Fundamental research or fundamental science is the area of science that focuses on basic mechanisms and principles. The aim is to create knowledge for its own sake, without having to have a concrete application in mind. Scientific breakthroughs often come about when researchers more or less accidentally discover something. And the practical application of scientific discoveries then often only becomes clear in the long term. It therefore makes sense to give researchers free rein in their choice of subject. The KNAW report “Space for independent research” (2015) concluded that the (financial) scope for independent fundamental research has narrowed considerably over the past decade. The TWIN-figures (2016) and the Rathenau report “Chinese dishes” (2016) confirm this finding. Additionally, Ammodo has recognised a more limited availability of resources for researchers 10-15 years after receiving their PhDs. These insights have led to Ammodo and the KNAW together creating the Ammodo KNAW Award which gives both organisations new opportunities to contribute to the stimulation of fundamental science. Ammodo finances the award and, together with the KNAW, is responsible for the nomination and selection process, the communication and the awards ceremony.

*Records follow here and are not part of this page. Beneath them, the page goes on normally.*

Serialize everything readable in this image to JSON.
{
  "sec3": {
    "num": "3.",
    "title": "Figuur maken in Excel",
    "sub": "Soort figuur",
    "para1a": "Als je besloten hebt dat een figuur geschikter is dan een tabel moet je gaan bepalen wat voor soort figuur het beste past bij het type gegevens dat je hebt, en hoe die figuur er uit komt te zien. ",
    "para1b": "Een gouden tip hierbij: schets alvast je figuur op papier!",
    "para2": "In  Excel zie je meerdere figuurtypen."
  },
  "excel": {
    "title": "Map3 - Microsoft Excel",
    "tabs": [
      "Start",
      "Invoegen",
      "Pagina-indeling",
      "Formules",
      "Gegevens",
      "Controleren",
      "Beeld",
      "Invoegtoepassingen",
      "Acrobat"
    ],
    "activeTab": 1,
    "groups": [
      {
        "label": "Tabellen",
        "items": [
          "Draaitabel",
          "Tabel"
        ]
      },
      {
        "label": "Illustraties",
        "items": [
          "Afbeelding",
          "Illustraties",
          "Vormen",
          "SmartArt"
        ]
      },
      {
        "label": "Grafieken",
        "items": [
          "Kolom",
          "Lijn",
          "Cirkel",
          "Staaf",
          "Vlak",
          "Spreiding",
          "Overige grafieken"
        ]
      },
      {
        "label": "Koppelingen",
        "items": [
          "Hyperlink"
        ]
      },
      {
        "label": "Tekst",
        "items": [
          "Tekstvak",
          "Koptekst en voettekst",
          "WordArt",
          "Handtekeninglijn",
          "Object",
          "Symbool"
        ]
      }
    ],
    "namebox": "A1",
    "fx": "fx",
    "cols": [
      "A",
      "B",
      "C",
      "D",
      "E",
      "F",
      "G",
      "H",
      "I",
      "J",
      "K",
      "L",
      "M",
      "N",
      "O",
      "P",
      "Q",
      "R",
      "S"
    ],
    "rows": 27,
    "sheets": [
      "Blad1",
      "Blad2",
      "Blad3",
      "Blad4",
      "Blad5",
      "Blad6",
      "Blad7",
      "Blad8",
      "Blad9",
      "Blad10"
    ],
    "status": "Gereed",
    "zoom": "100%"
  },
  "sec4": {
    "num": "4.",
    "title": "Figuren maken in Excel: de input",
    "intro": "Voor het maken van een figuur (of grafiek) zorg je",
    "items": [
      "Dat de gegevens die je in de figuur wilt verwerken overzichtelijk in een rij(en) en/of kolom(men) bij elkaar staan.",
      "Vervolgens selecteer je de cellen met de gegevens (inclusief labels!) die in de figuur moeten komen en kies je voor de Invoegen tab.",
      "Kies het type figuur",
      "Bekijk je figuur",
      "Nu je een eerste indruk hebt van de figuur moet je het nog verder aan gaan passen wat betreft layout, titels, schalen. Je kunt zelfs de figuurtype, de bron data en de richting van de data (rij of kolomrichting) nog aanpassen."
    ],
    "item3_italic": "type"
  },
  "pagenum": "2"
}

José van Dijk, President of the KNAW: “The Ammodo KNAW Award is an important stimulus for fundamental research across the full range of sciences: from pure science, to the social and natural sciences. In addition, this award allows young researchers who are already halfway into their scientific careers the opportunity to enter as yet uncharted territory, with open minds searching for new knowledge”.
The first Ammodo KNAW Awards were made in 2015 to Caroline Klaver (Biomedical Sciences), Thijn Brummelkamp ( Biomedical Sciences), Asifa Majid (Humanities), Barteld Kooi (Humanities), Arwen Deuss (Natural Sciences), Ronald Hanson (Natural Sciences), Serge Dumoulin (Social Sciences) and Frank van Tubergen (Social Sciences).
The next Ammodo KNAW Awards will be presented in March 2017 to Jeroen Geurts (Biomedical Sciences), Eva van Rooij (Biomedical Sciences), Olivier Hekster (Humanities), Alicia Montoya (Humanties), Appy Sluijs (Natural Sciences), Guido van der Werf (Natural Sciences), Roshan Cools (Social Sciences), Eveline Crone (Social Sciences).